Zsh and the Various Prompts

The zsh prompts are extremely configurable. In fact, the zsh prompts get their own type of expansion. (If you would like to use prompt expansion on other strings, simply use the -P argument to zsh's print builtin.)

The primary zsh prompt string is contained in the shell variable PROMPT. This variable is also known as PS1. (They are the exact same - assigning to one sets the other.)

Before zsh actually displays them, the prompts are first subjected to parameter expansion, command substitution, and arithmetic expansion. (But ONLY if the PROMPT_SUBST shell option is turned on)

Customizing the Prompt(s)

At some point, everyone seems to want to customize their prompt. There are over 40 special escape sequences in zsh that allow you to control what kind of information is displayed in your prompt(s).

As with most shells, zsh lets you display various pieces of information in your prompt. The current time, date, host information, and current directory are just simple examples.

Zsh goes much further. It allows you to truncate your prompt so that it only takes up a certain amount of space on the command line. It also provides many different formatting options for each piece of information it can display. It can print the time and date with strftime(3) functionality. Zsh supports 'conditional expressions' within prompts. This means that zsh will display different things in your prompt(s) based on certain conditions.

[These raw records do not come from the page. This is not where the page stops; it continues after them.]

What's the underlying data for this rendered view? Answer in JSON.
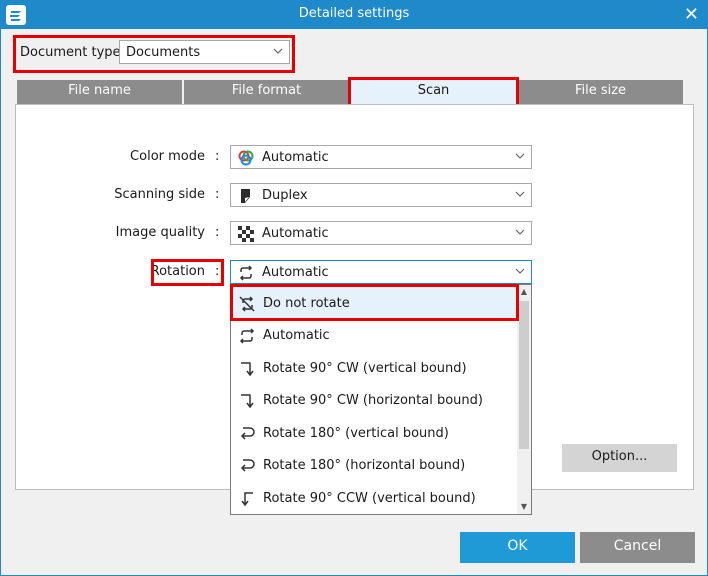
{
  "window": {
    "title": "Detailed settings"
  },
  "document_type": {
    "label": "Document type:",
    "value": "Documents"
  },
  "tabs": [
    {
      "label": "File name"
    },
    {
      "label": "File format"
    },
    {
      "label": "Scan"
    },
    {
      "label": "File size"
    }
  ],
  "fields": {
    "color_mode": {
      "label": "Color mode",
      "value": "Automatic"
    },
    "scanning_side": {
      "label": "Scanning side",
      "value": "Duplex"
    },
    "image_quality": {
      "label": "Image quality",
      "value": "Automatic"
    },
    "rotation": {
      "label": "Rotation",
      "value": "Automatic"
    }
  },
  "colon": ":",
  "rotation_options": [
    {
      "label": "Do not rotate"
    },
    {
      "label": "Automatic"
    },
    {
      "label": "Rotate 90° CW (vertical bound)"
    },
    {
      "label": "Rotate 90° CW (horizontal bound)"
    },
    {
      "label": "Rotate 180° (vertical bound)"
    },
    {
      "label": "Rotate 180° (horizontal bound)"
    },
    {
      "label": "Rotate 90° CCW (vertical bound)"
    }
  ],
  "buttons": {
    "option": "Option...",
    "ok": "OK",
    "cancel": "Cancel"
  },
  "colors": {
    "accent": "#1f8ac9",
    "ok": "#1f9ad6",
    "highlight": "#e60000",
    "tab_inactive": "#8c8c8c",
    "selected_bg": "#e5f1fb"
  }
}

In the next few sections, we will cover all of the facilities available for you to customize your prompt(s) with.